Even if this tape was Brady material, the government's failure to disclose it did not constitute reversible error. McClintock made a general request for Brady material as opposed to a specific request for these tapes. Compare United States v. Agurs, 427 U.S. 97, 107, 96 S.Ct. 2392, 2399, 49 L.Ed.2d 342 (1976) (general request), with Brady, 373 U.S. at 87, 83 S.Ct. at 1196 (specific request); see United States v. Goldberg, 582 F.2d 483, 488-90 (9th Cir.1978), cert. denied, 440 U.S. 973, 99 S.Ct. 1538, 59 L.Ed.2d 790 (1979). Disclosure of this evidence did not "create[ ] a reasonable doubt that did not otherwise exist." Agurs, 427 U.S. at 112, 96 S.Ct. at 2402
In fact, the court encouraged counsel to pursue this approach. This is reflected in the following colloquy between court and counsel:
The Court: Yes, I'm going to do that [no mention of arrest allowed], Mr. Karras. I think you can ask her whether or not she got immunity, those kind of matters. Then if you want to use that document for some purpose you can decide if you want to do that. Then if you want to you'll--we can decide anything beyond that. But I'm going to sustain any reference to an arrest.
We note that the district court was not confronted with limiting introduction of evidence of the crime with which McDonnell was actually charged. Thus, we are not confronted with the question whether the district court erred by not allowing into evidence the nature of the crime charged once an immunity agreement is established
McClintock's counsel did raise an objection to lack of foundation "based upon the questions I have asked and the offer of proof." The "questions" we understand counsel was referring to occurred during a voir dire of Hurwit and seem to concern foundation for admission under Rule 803 as opposed to Rule 702. The same is true of his offer of proof (e.g., "she has no knowledge that the report was made at or near the time of receiving the information or doing the work"). As counsel said shortly thereafter, "the testimony is as to the general practice as opposed ...."
McClintock does not now argue the district court erred in accepting this foundation testimony under Rule 803. Nor should he, because the district court did not abuse the broad discretion it has in these matters. See United States v. Long, 706 F.2d 1044, 1054 (9th Cir.1983). We add that even if the district court erred in admitting these records without requiring the government to establish the qualifications of the preparers of the report, any error is not reversible error. Our review of the record convinces us that there is no doubt that the other admissible evidence is so substantial that any error in admitting these reports was harmless.
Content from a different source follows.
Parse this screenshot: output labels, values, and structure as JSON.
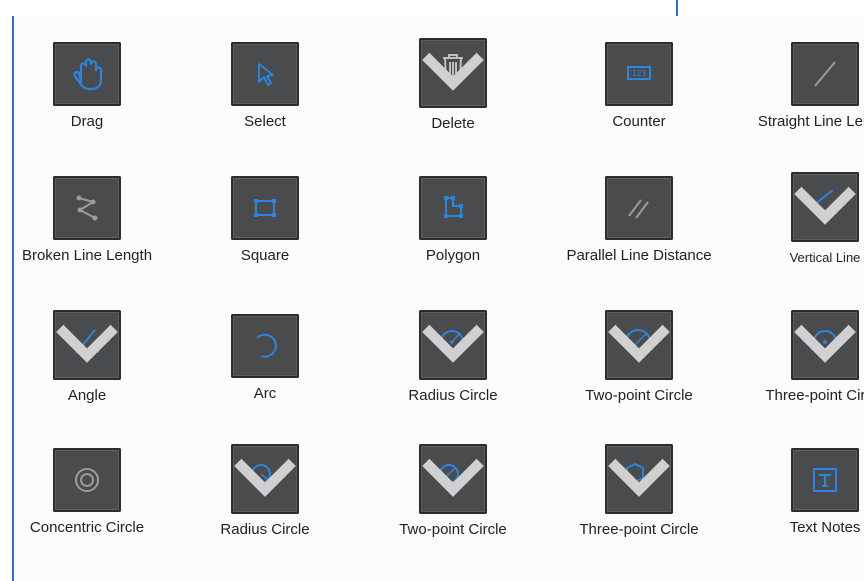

Cf. United States v. Kahan & Lessin Co., 695 F.2d 1122, 1124 (9th Cir.1982) (if there was error it was harmless "in light of other evidence").
In a memorandum responding to an inquiry of this court on this matter, McClintock contended that the GIA reports served as evidence to support McClintock's convictions on these counts. McClintock points out that the indictment on these counts incorporated the allegations that DDI offered for sale and sold stones of an inferior quality, allegations for which the GIA reports were relevant. For Counts 11 through 15, however, no stones were delivered to the victims. We do not believe that the admission of the GIA reports affected these counts. In any event, even if they did, we hold any error as to these counts to be harmless